(The oldest whale watching company in Húsavík is North Sailing who even offer a carbon neutral silent tour!)

Akureyri offers only a slightly smaller chance of sightings, but the larger town provides more opportunities for adventure around your whale watching time.

– Reykjavík

Tours from the capital are extremely convenient as departures from the old harbour a within walking distance of the city center and offer a great opprtunity to see minke and harbour porpoise with devestatingly beautiful views of Faxaflói bay.

– Snaefellsnes and the West Fjords

This area is your best chance of seeing pilot, orca and sperm whales. We love this area as it is usually slightly quieter and there is so much to explore on land too. With beautiful mountains, waterfalls, glaciers, beaches and other wildlife (like seals!).

3. Visit the Belugas in their bay:

Head to the Beluga Sanctuary in the Westman Islands to the south of the mainland to visit Beluga whales living a more natural life after being held in captivity for entertainment in Shanghai Aquarium.

Why is our whale so grumpy?

Our grumpy whale is inspired by this mischievous whale Rauðhöfði or Redhead, who in Icelandic folklore is given credit for the origin of the name Hvalfjordur or Whale fjord. Hvalfjordur is a beautiful serene fjord north of Reykjavík. We love exploring Hvalfjordur and have spent a lot of time there hiking, diving and kayaking accompanied of course by hot chocolate.

Exploring Hvalfjordur with friends.

Like most Icelandic folklore when you look a little deeper this story is a little darker than our modern romantic tales of old. Rauðhöfði actually begins this story as a man. A man who wronged his Elvin lover when he refused to claim his child and baptise them. The elf was so angry she cursed him to become an evil whale. The man became mad and while wearing a red cap jumped into the sea and became the whale Rauðhöfði. Rauðhöfði began to reek terror wrecking fishing ships in Faxaflói bay on the west coast of Iceland and eventually found a home in what we know today as Hvalfjordur.

Glymur Waterfall, Hvalfjordur

In the fjord lived a priest who’s sons had been killed by Rauðhöfðis’ antics. The priest got his revenge by luring him to the end of the Fjord and up a river into the mountains to a lake, know know as Hvalvatn or Whale Lake. Rauðhöfði was never seem again and was assumed to have died from exhaustion.

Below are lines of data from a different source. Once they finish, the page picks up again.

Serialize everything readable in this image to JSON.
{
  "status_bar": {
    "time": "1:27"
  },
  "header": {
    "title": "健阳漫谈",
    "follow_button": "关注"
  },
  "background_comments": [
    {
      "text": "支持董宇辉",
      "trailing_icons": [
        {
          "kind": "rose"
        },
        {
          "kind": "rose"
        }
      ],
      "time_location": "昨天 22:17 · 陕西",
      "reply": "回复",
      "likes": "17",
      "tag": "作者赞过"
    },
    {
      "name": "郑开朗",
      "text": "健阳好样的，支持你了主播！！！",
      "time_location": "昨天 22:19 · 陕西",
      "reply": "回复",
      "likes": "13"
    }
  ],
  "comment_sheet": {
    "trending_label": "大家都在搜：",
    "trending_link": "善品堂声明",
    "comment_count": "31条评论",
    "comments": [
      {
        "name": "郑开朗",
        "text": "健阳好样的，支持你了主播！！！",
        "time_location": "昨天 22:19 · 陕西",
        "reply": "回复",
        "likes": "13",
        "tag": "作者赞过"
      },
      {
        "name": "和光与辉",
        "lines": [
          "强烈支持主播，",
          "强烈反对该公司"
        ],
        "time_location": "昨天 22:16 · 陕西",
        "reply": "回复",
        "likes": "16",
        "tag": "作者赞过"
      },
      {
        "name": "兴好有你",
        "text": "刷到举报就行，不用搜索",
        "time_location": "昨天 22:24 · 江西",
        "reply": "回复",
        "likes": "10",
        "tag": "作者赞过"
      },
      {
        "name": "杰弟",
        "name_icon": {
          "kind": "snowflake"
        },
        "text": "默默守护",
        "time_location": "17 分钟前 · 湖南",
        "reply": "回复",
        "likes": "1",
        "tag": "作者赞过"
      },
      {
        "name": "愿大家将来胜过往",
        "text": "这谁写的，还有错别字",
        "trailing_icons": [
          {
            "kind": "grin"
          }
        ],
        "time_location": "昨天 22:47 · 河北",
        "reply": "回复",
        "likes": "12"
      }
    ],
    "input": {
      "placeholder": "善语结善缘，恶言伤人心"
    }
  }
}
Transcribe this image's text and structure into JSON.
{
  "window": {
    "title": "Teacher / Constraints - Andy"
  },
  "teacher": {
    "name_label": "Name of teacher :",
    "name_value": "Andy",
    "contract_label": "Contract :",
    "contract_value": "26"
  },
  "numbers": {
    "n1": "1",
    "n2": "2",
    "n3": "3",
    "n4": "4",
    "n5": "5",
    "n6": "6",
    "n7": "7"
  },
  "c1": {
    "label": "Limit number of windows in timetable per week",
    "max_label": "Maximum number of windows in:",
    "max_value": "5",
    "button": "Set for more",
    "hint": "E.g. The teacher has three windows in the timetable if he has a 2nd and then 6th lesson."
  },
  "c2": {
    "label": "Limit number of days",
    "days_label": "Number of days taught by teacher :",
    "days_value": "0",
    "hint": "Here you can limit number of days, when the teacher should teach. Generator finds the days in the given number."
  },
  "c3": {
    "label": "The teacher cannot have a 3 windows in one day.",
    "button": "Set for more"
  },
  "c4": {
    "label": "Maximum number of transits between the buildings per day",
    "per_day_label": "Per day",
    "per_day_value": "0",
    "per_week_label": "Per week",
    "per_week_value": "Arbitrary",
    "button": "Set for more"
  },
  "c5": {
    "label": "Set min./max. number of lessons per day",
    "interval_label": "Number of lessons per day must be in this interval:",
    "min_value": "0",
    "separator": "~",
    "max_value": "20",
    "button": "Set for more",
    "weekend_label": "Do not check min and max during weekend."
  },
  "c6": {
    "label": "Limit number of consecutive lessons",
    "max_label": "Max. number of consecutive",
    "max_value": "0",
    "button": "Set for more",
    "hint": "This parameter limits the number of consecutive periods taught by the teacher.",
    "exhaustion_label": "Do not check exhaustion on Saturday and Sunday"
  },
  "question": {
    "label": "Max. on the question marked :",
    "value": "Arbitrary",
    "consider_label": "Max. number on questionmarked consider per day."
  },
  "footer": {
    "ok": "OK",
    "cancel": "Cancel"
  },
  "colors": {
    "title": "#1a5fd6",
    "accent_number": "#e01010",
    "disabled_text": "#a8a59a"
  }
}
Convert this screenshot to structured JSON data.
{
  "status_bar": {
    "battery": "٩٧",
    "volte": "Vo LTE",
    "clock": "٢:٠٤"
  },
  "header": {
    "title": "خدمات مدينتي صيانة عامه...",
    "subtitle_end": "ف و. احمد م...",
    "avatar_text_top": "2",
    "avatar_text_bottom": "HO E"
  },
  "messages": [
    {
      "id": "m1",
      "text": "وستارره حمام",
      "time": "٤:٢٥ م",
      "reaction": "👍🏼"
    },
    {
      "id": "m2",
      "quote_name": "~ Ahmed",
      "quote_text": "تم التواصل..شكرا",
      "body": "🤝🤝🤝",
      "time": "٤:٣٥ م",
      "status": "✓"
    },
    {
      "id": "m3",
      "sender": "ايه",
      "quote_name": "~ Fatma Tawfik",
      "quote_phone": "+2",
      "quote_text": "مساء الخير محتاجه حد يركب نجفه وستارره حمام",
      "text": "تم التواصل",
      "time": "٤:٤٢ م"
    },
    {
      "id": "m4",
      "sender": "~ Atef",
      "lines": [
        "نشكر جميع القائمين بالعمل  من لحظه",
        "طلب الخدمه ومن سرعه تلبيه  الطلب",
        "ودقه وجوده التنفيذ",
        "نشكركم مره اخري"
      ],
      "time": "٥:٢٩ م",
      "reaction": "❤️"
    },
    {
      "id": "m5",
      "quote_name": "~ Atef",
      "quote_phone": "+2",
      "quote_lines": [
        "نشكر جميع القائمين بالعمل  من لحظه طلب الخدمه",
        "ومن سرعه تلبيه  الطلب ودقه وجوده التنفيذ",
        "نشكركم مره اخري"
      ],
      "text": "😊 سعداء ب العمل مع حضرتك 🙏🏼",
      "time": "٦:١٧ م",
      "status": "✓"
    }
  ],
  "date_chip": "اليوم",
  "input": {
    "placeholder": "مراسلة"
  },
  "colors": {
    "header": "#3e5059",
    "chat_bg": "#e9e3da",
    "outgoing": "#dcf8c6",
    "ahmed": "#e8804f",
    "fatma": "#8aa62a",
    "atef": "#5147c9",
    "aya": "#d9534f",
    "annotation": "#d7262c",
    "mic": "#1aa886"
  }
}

The waterfall on this river got the name Glymur or Roaring and the hills around Skjálfandahæðir or Shaking Hills from the sound the whale made while travelling. Whale bones found in this lake at the bottom of Hvalfell or whale hill have given a long legitimacy to this tale.